- Private rented households are paying an average of 40% of their gross incomes on their rent, which is double the average among households with mortgages.
- One in ten working parents – equivalent to over three quarters of a million people – had gone to the extreme of skipping meals to help pay for their home.
- Two thirds (66%) of private renters in England are not saving anything towards a deposit’ This has increased from 53% two years ago.
- Of those renters in England who are planning to buy their own home, more than a third (35%) think it will take them over a decade to save enough for a deposit.
- In England, almost 450,000 families live in overcrowded conditions.
I spoke to Councillor David Shields, Labour Cabinet Member for Health and Community Safety at Southampton City Council, about the subject of homelessness in our city. “We currently face an enormous housing crisis in Southampton, with the demand for homes in many areas exceeding the available supply.
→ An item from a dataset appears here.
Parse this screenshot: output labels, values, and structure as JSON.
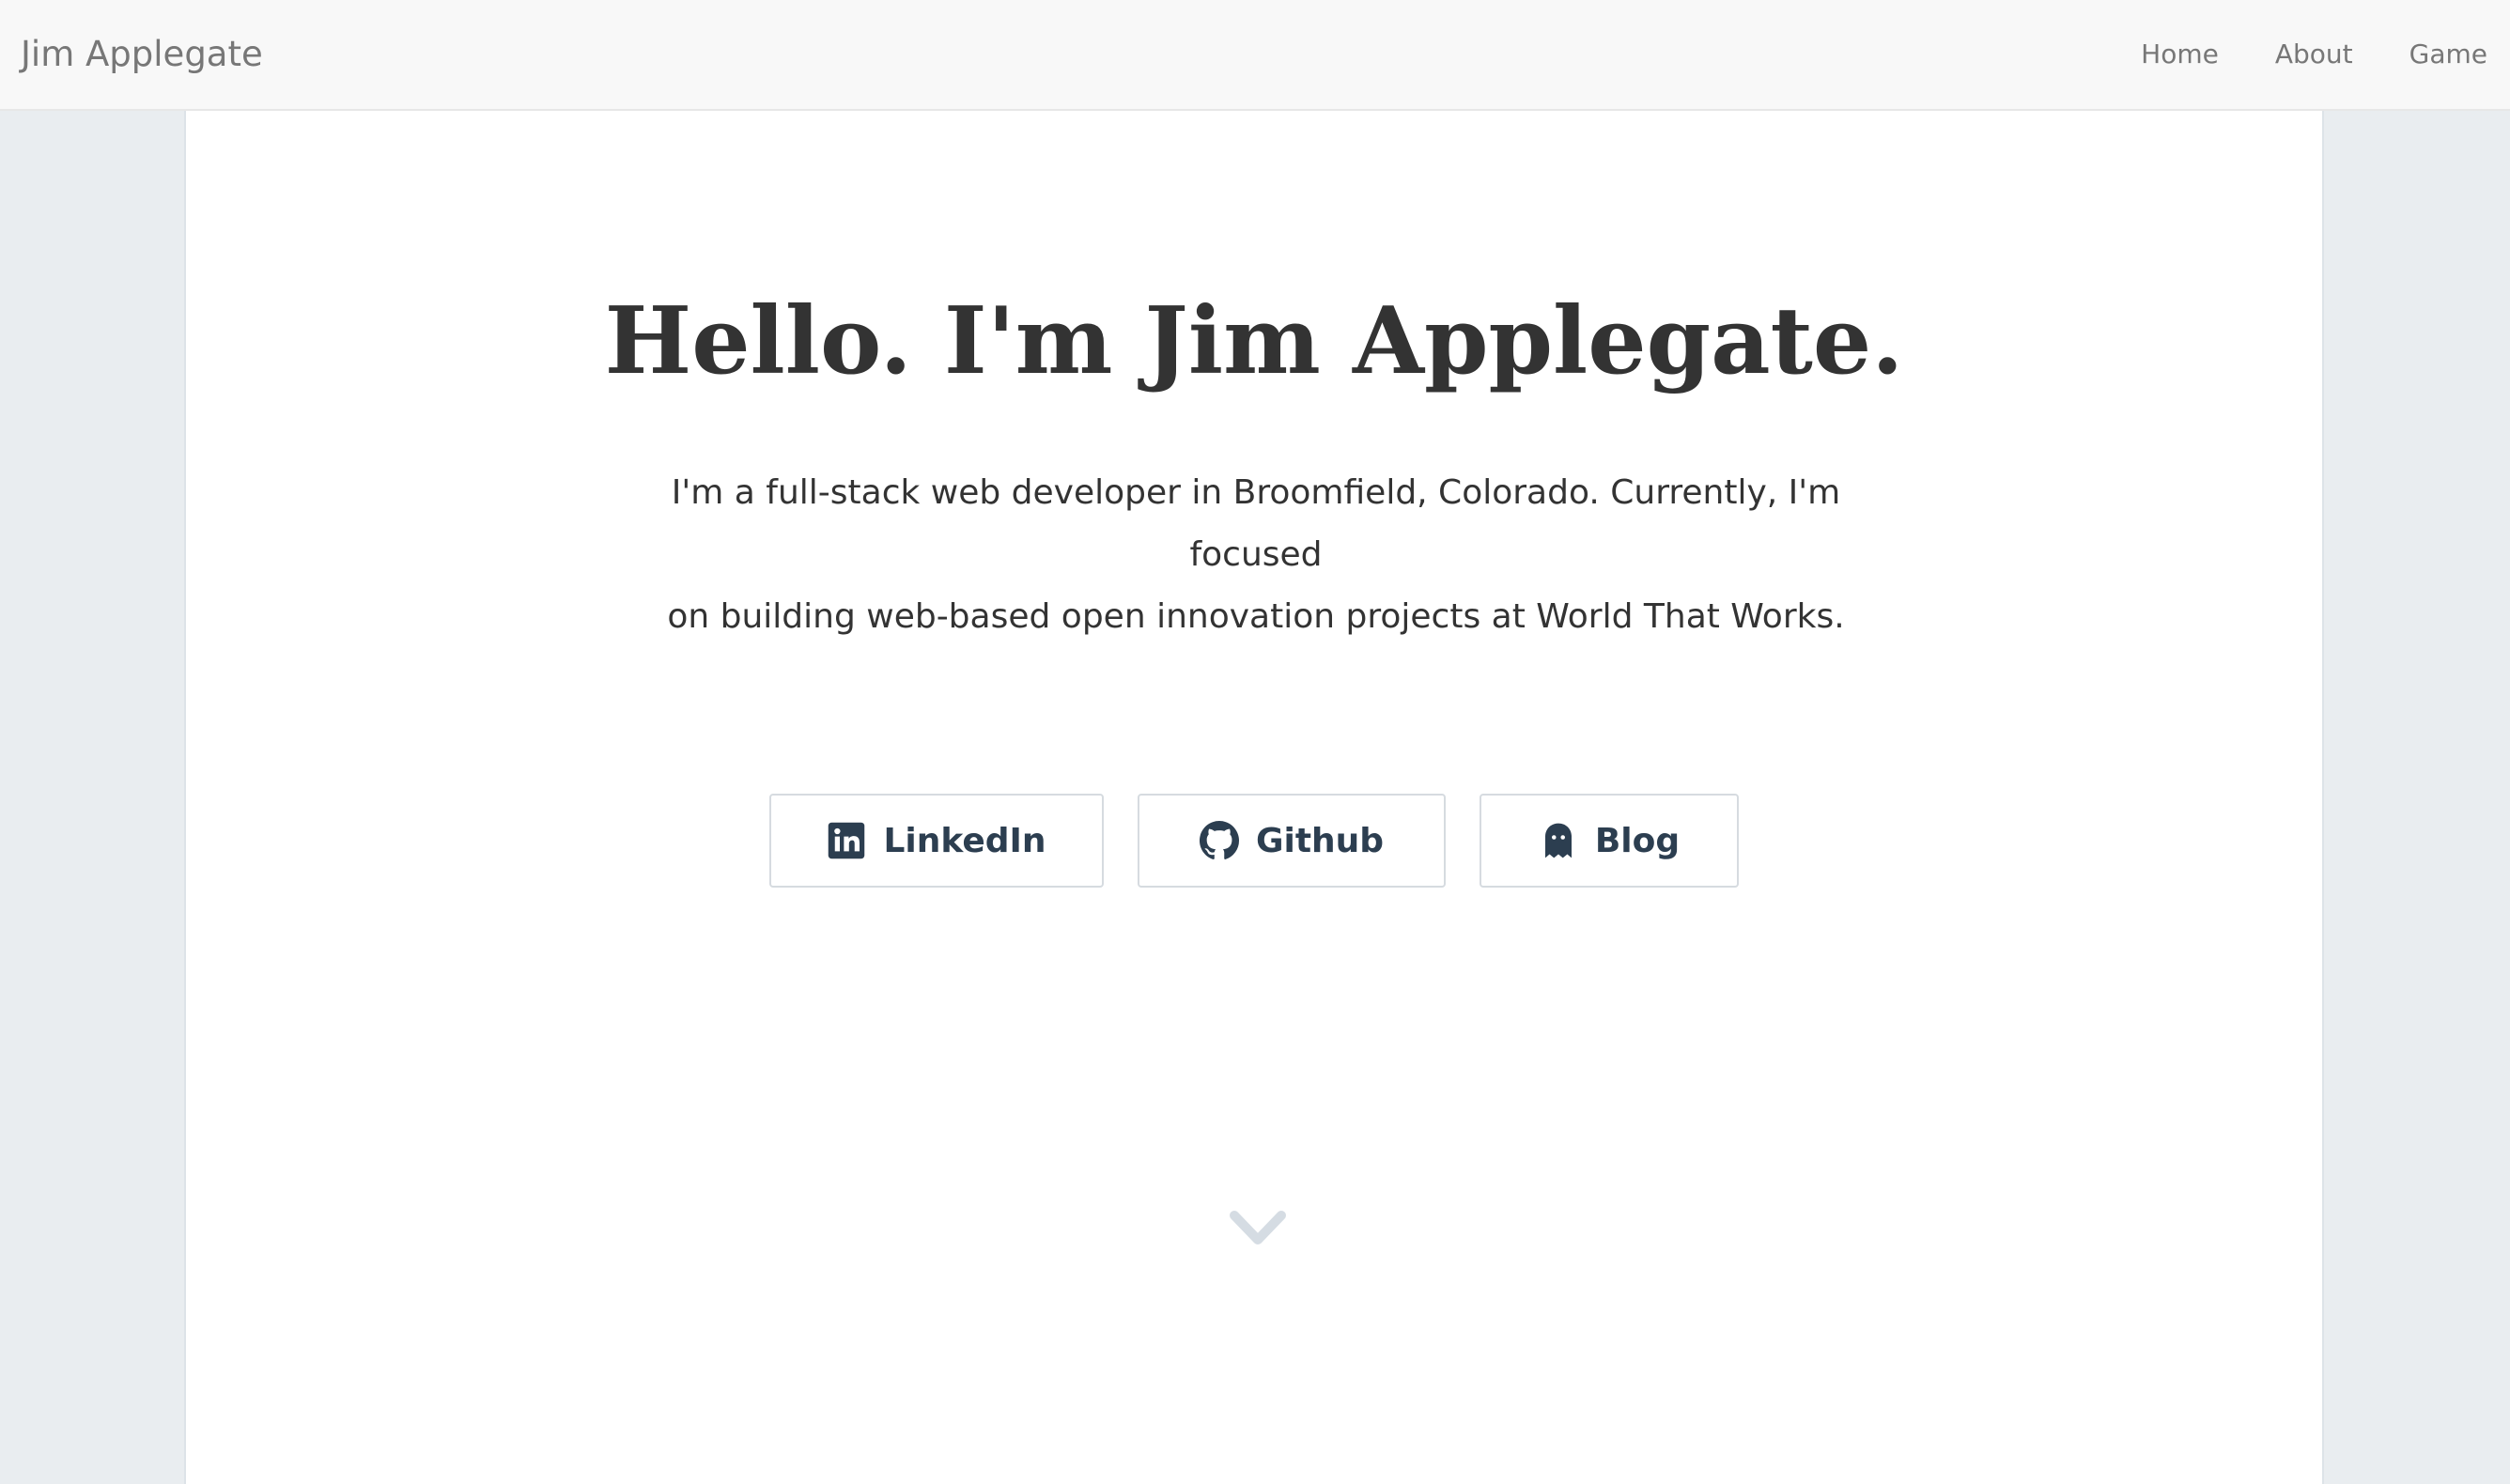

Clearly building more homes, at prices and rents that people can afford, is a big part of the solution. I am very unhappy with the growing number of people on our streets who are without a permanent roof over their head, and who are often forced to sleep rough.”
The figures supplied by Councillor Shields show the real extent of Southampton’s housing crisis: “There are probably at any one time, at least 500 people in Southampton with the threat of homelessness of some form or other hanging over their heads. The vast majority of our population experiencing destitution or at imminent risk of being homeless are hidden. The City Council currently has 8,000 people on the housing waiting list, of whom half are single persons.”
When asked how the local council are planning to improve this situation, Councillor Shields said: “Our Labour Council will bring forward plans to regenerate large sections of the city centre creating 4,000 homes. We are committed to building further Extra Care housing, especially on the east of the city where there are shortages.” The council seem to be sticking to their word, as a few days after our interview, Southampton City Council announce that 44 temporary homes are being built in a bid to help those in need of affordable housing, homeless families and displaced families.
Councillor Shields continues: “The City Council – working with local health services, voluntary organisations, faith groups and others – does a fantastic job in preventing homelessness and supporting people who present to us with accommodation. Typically our homeless prevention team at the City Council works with up to 1,000 clients each year desperately seeking help with housing and I’m justifiably proud about how well we do this, at a time when demand and pressures are constantly on the increase.”
I also spoke to Laurie Anderson, the Salvation Army’s Assistant Regional Manager of its Homelessness Services Unit for Southampton. “In Southampton, The Salvation Army runs the Booth Centre, which is an accommodation and resettlement centre for people who have experienced homelessness. Many of the people at the Booth Centre have a range of complex needs and we support them to make the changes they need to their lives so that they can break out of the cycle of homelessness. Residents can learn life skills and gain qualifications through working with our social enterprises, so that they can re-gain their confidence to help re-build their lives.
The Salvation Army works with Hampshire Probation; Southampton Drug and Alcohol Recovery Services and the employment and training provider Maximus to provide support services for our residents. We also work closely with the Southampton Early Intervention in Psychosis team.”
In terms of a solution, according to Councillor Shields, “we need to acknowledge the need to rebuild a support infrastructure for people affected by homelessness to allow us to intervene earlier to prevent homelessness and its causes.
Many of the underlying problems associated with begging – the housing crisis, an unrelenting assault on public service budgets, reductions and caps in many welfare benefits – urgently need to be addressed by central government if we are to take the rise in homelessness and the numbers of people sleeping rough on our streets seriously.”